Having seen my post about Archer’s semi-pre-laps, the good folks at FX sent over a copy of Adam Reed’s actual script for the Skytanic episode I cited. (FX seems awesome. Let’s all write shows for them.)

I’d been working off a transcript, so it’s interesting to see how those scenes actually looked on the page. (Complete scripts of Archer are available in the Writers Guild library, FYI.)

Some differences worth noting:

1) On the page, we see Malory’s dialogue as a true pre-lap, occurring before the cut.


Cyril! It’s not what it looks like!


Well then what is it?!


Malory, arms akimbo, surveys the room. Signs of a struggle. Pam stands nervously over by the bed, wringing her hands. Cheryl/Carol lies face down on the bed, nude and lifeless.

To me, what’s most interesting about Archer’s technique is not exactly where the cut is falling, but the implied line that sets up the next scene. Both Lana and Pam apparently said, “It’s not what it looks like!” Malory’s line seems to answer both questions.

In other cases, the cut repeats the last thing said, but changes the context. Earlier in the episode:


Psh! Cyril?! With another woman?!

(gestures at herself)

Malory, seriously: look at me.


CLOSE ON Cheryl/Carol, looking up at us, eyes slightly bulged, as a man’s hands squeeze tightly around her shapely throat.


Look at me! Look at and choke me!

In both cases, the writer is calling attention to the cut. It’s like a literary star-wipe. The technique works great in a heavily-stylized show like Archer, but would feel very wrong in more realistic shows.

2) In Archer scripts, vocal noises without true dialogue are written in brackets rather than parentheses:


[mortified gasp]

3) A recurring joke in the show is that Malory’s secretary keeps changing her name. I love that they call her Cheryl/Carol in the script, despite the extra typing that requires.

4) Look at what Singh is wearing:

And there is Lana, stripped back down to her bra/panties/stockings, with Singh in the background, stripped down to his Spreefs, rubbing scented OIL on his belly.
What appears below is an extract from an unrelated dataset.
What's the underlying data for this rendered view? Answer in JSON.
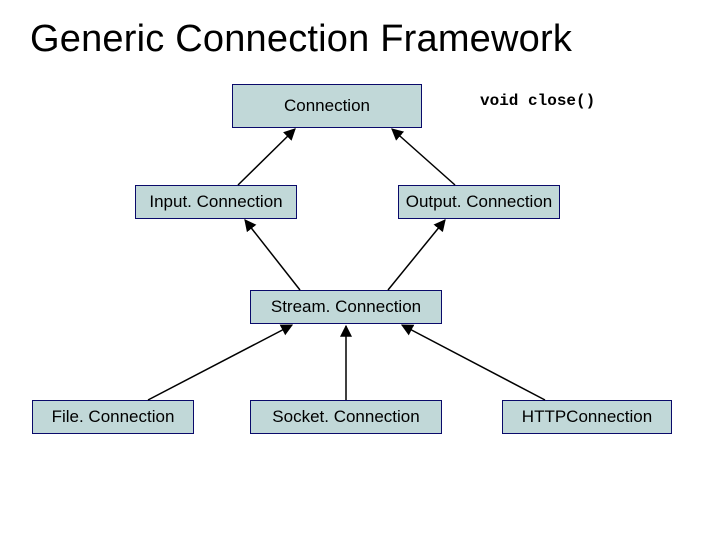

Spreefs! It’s funny and just right. Even though the viewer will never see that great word, it makes the script read better.

Scene description matters. It’s a little gift the writer gives the reader.